Laughter Through Tears 2003 - 2005
Travelling The Face Of The Globe 2009 - 2012
Live Band 2012-2016
Current band members
- Michael Vinaver (guitars, vocals)
- Josh Breslaw (drums, percussion, production)
- Matt Jury (bass)
- Steve Levi (clarinet, vocals)
- David Orchant (trumpet)
- Anna Phoebe (violin)
- Preetha Narayanan (violin)
- Lucy Shaw (bass)
- Bridgette Amofah (vocals)
- Alice McLaughlin (vocals)
- KT Tunstall (vocals)
Former band members
- Nik Ammar (guitar, vocals, mandolin, charango, strumstick, percussion, lyricist, songwriter), left in 2012 to focus on his career writing music for TV, film and games.

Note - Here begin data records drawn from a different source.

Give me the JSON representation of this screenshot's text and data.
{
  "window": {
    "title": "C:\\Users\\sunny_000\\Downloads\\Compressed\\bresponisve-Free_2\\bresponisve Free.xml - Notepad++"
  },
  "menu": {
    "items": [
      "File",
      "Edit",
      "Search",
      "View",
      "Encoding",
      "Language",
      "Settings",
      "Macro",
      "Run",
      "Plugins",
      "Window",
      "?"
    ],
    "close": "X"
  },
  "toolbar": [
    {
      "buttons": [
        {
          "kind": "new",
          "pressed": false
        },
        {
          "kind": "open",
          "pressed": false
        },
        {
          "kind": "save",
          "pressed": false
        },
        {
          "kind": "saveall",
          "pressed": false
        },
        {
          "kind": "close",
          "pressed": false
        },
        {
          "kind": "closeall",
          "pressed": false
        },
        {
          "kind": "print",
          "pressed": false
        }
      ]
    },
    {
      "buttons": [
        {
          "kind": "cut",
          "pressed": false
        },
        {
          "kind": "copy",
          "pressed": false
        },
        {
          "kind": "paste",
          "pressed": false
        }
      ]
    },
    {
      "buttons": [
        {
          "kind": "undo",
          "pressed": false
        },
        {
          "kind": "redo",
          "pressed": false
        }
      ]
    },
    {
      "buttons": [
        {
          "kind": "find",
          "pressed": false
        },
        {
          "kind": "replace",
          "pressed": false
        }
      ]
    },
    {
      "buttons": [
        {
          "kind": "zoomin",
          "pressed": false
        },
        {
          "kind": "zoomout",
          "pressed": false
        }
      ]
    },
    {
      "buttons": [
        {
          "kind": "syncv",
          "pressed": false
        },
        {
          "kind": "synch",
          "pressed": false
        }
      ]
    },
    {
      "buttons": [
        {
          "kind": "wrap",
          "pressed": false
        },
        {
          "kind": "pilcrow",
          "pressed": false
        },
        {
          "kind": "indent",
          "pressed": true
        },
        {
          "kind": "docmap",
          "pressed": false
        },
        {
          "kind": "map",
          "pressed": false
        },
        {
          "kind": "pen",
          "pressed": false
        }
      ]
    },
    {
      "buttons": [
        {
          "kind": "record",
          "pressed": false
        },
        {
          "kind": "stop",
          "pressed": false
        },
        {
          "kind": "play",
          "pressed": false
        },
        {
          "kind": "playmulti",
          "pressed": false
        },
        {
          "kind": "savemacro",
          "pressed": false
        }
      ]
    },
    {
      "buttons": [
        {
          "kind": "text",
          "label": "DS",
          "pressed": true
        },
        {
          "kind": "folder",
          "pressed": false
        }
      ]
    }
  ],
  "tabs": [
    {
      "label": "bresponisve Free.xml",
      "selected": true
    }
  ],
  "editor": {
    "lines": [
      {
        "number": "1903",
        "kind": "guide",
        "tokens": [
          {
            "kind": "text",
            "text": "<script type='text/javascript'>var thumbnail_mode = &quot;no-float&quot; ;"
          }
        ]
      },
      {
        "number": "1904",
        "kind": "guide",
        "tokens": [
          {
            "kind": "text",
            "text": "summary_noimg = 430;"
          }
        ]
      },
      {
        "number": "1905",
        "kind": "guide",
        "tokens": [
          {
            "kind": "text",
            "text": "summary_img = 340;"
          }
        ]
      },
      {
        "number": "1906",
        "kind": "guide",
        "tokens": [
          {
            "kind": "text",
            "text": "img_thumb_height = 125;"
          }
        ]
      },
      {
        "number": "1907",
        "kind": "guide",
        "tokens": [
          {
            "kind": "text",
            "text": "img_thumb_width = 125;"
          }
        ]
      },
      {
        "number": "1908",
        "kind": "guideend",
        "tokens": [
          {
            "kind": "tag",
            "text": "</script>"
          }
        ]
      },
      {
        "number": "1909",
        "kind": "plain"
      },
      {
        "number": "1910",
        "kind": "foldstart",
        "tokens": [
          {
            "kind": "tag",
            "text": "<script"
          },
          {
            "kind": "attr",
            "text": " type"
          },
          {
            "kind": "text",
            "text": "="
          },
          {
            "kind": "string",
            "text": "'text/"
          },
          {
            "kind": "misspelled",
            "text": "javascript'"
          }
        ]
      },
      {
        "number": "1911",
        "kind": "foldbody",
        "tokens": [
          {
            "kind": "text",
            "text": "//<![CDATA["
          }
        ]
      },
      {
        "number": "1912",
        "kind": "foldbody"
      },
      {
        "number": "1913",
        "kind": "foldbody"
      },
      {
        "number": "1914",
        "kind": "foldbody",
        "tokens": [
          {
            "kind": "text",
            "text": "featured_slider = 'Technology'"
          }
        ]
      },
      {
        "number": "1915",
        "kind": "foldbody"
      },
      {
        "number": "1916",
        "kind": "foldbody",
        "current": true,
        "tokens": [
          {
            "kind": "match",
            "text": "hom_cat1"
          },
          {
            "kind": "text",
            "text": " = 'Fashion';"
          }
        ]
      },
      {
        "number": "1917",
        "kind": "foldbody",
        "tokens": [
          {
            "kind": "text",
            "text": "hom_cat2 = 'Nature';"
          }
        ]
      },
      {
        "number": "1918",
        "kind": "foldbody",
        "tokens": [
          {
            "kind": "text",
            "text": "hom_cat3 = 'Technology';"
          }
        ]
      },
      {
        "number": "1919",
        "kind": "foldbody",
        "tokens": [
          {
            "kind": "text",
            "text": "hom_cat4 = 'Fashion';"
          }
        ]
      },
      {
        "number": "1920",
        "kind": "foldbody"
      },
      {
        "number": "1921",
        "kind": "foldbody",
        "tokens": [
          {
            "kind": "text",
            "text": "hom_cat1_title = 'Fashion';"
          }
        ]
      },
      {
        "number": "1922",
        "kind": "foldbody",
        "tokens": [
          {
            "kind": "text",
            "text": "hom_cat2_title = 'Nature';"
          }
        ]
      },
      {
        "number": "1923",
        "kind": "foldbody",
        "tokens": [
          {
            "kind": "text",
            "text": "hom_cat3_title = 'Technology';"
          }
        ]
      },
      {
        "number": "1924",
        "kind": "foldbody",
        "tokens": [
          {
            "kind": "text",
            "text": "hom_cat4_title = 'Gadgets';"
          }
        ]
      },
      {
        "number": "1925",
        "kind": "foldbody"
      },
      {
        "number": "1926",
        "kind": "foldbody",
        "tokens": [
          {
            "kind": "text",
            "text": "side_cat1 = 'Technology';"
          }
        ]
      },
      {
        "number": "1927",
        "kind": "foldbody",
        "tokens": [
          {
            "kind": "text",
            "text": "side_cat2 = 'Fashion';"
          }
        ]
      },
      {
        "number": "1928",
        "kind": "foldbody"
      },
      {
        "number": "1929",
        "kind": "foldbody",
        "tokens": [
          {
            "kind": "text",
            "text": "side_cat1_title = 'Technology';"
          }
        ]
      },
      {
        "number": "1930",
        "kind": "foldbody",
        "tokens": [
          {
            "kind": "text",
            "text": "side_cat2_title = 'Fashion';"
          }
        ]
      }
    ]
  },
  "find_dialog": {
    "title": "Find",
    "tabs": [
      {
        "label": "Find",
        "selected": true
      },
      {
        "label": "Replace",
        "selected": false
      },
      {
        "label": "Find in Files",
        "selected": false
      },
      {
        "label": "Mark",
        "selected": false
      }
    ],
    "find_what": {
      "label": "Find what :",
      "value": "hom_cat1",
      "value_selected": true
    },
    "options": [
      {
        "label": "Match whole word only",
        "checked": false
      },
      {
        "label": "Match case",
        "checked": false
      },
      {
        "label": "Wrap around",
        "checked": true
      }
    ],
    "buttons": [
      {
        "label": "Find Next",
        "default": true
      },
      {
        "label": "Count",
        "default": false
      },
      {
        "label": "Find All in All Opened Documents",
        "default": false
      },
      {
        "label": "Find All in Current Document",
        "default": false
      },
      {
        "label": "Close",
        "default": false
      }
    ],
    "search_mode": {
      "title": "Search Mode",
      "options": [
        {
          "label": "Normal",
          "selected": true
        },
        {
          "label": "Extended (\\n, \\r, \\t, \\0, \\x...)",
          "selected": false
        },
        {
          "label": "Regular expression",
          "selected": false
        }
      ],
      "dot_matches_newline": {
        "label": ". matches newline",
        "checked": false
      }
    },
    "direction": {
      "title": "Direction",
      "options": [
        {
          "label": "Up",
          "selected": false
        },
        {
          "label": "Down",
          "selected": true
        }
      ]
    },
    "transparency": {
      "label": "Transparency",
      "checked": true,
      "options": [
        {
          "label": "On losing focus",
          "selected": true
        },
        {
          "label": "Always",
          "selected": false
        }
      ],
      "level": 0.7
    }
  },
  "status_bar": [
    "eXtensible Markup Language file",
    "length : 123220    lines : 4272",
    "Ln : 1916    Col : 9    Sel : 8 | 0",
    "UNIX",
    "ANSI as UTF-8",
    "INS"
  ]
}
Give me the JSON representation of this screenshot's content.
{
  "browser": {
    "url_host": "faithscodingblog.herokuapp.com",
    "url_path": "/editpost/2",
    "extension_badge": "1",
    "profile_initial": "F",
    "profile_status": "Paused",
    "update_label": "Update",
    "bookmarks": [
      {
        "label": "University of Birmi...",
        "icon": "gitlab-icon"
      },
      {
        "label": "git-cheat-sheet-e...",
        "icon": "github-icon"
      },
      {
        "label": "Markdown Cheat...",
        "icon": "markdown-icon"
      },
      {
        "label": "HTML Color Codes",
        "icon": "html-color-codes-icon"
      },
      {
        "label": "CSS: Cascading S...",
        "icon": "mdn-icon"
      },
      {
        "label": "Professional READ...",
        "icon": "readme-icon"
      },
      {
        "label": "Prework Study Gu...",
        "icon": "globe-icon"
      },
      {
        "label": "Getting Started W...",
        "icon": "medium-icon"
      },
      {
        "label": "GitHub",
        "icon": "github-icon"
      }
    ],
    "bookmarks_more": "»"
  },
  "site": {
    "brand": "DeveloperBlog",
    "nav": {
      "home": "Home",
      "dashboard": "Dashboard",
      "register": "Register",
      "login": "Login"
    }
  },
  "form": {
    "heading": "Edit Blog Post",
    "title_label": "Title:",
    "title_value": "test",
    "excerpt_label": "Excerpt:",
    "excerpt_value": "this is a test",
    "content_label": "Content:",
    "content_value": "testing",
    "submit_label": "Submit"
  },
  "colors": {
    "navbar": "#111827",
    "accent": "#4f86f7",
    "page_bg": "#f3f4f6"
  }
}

- Sophie Solomon (violin, viola, piano, accordion, melodica), a founding member of the band who left in 2006 to launch her solo career.
- Lemez Lovaz (trumpet, vocals, piano, songwriting, lyrics), songwriter and lyricist, a founding member of the band who left in 2007.
- Leo Bryant (bass guitar, double bass)
- Anna Phoebe
- Earl Zinger (a.k.a. Rob Gallagher) of Galliano featured on the Laughter Through Tears album
- KT Tunstall, though never an official member of the band, featured on the Laughter Through Tears album and was a regular member of the live set-up. Her solo career then took off towards the end of 2004.
- Uzbek musician Sevara Nazarkhan featured on the Laughter Through Tears album
- Digital Folklore (2002)
- Laughter Through Tears (2003)
- Oi Va Voi (2007)
- Travelling the Face of the Globe (2009)
- "7 Brothers" (2003)
- "Refugee" (2004)
- "Yesterday's Mistakes" (2004)
- "Yuri" (2007)
- "Every Time" (2009)
- Oi Va Voi won an Edison award for Album of the Year 2004 Netherlands
- Oi Va Voi was nominated for the BBC Awards for World Music 2003 in the Boundary Crossing category.